Information given START

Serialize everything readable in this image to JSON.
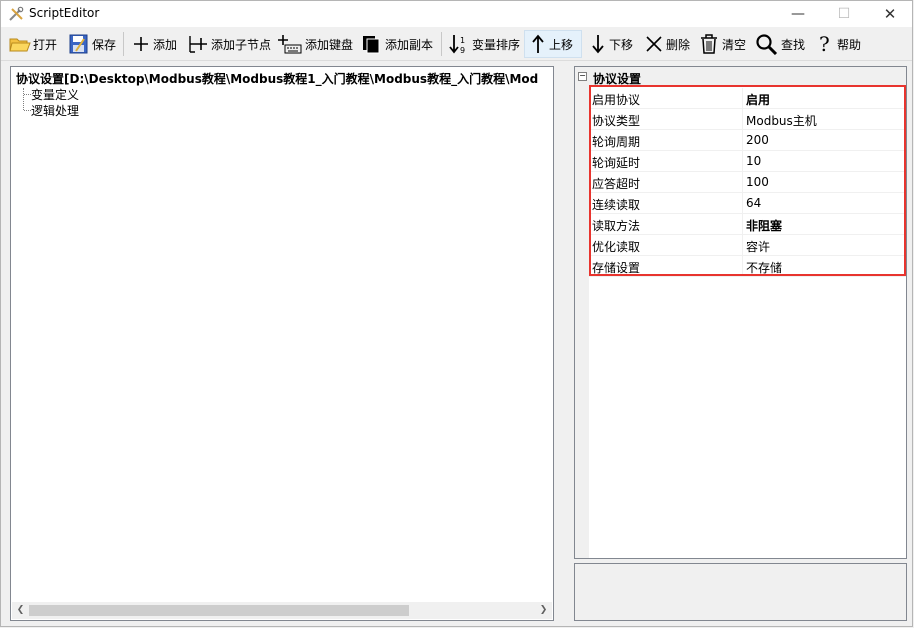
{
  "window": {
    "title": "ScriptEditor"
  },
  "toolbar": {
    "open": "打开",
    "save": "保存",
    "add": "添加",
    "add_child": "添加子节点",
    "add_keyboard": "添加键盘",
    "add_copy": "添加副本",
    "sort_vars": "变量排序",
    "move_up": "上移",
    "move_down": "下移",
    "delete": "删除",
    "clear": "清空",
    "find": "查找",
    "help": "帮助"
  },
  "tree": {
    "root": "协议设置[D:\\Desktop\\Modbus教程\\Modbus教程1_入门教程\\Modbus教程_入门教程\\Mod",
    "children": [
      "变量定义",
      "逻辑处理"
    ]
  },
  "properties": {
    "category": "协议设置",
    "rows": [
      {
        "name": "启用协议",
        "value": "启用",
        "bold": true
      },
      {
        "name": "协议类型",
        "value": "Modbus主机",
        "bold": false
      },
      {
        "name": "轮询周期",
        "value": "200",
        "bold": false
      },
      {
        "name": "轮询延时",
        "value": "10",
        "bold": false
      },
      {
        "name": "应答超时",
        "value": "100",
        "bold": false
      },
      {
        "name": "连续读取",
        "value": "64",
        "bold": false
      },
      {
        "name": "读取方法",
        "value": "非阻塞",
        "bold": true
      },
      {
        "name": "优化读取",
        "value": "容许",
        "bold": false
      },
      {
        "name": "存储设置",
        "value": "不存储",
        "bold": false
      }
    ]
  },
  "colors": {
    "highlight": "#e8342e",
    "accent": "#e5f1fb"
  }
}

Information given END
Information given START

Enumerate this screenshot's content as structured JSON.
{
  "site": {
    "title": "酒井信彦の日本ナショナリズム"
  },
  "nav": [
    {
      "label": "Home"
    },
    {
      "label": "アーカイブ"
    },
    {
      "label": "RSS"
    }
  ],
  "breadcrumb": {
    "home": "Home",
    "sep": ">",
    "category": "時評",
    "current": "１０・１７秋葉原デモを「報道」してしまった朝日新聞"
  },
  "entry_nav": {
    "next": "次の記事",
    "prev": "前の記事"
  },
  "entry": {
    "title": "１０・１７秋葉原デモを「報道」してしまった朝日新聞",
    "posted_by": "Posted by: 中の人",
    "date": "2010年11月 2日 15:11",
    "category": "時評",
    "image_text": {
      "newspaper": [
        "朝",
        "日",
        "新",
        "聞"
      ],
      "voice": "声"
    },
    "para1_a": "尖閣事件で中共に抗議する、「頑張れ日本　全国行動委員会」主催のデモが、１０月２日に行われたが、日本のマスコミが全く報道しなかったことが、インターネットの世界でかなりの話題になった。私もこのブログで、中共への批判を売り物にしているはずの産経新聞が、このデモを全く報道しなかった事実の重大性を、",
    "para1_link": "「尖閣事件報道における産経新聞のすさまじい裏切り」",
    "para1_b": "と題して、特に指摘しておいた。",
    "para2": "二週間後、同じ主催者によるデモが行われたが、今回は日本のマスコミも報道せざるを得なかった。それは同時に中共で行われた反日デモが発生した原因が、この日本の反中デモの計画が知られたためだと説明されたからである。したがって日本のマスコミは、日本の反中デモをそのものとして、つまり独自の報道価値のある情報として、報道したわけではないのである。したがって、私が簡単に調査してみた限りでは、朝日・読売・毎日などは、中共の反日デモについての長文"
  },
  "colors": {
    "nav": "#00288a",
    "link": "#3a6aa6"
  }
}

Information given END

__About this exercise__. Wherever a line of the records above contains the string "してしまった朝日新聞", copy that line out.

__Solution for this problem__.
    "current": "１０・１７秋葉原デモを「報道」してしまった朝日新聞"
    "title": "１０・１７秋葉原デモを「報道」してしまった朝日新聞",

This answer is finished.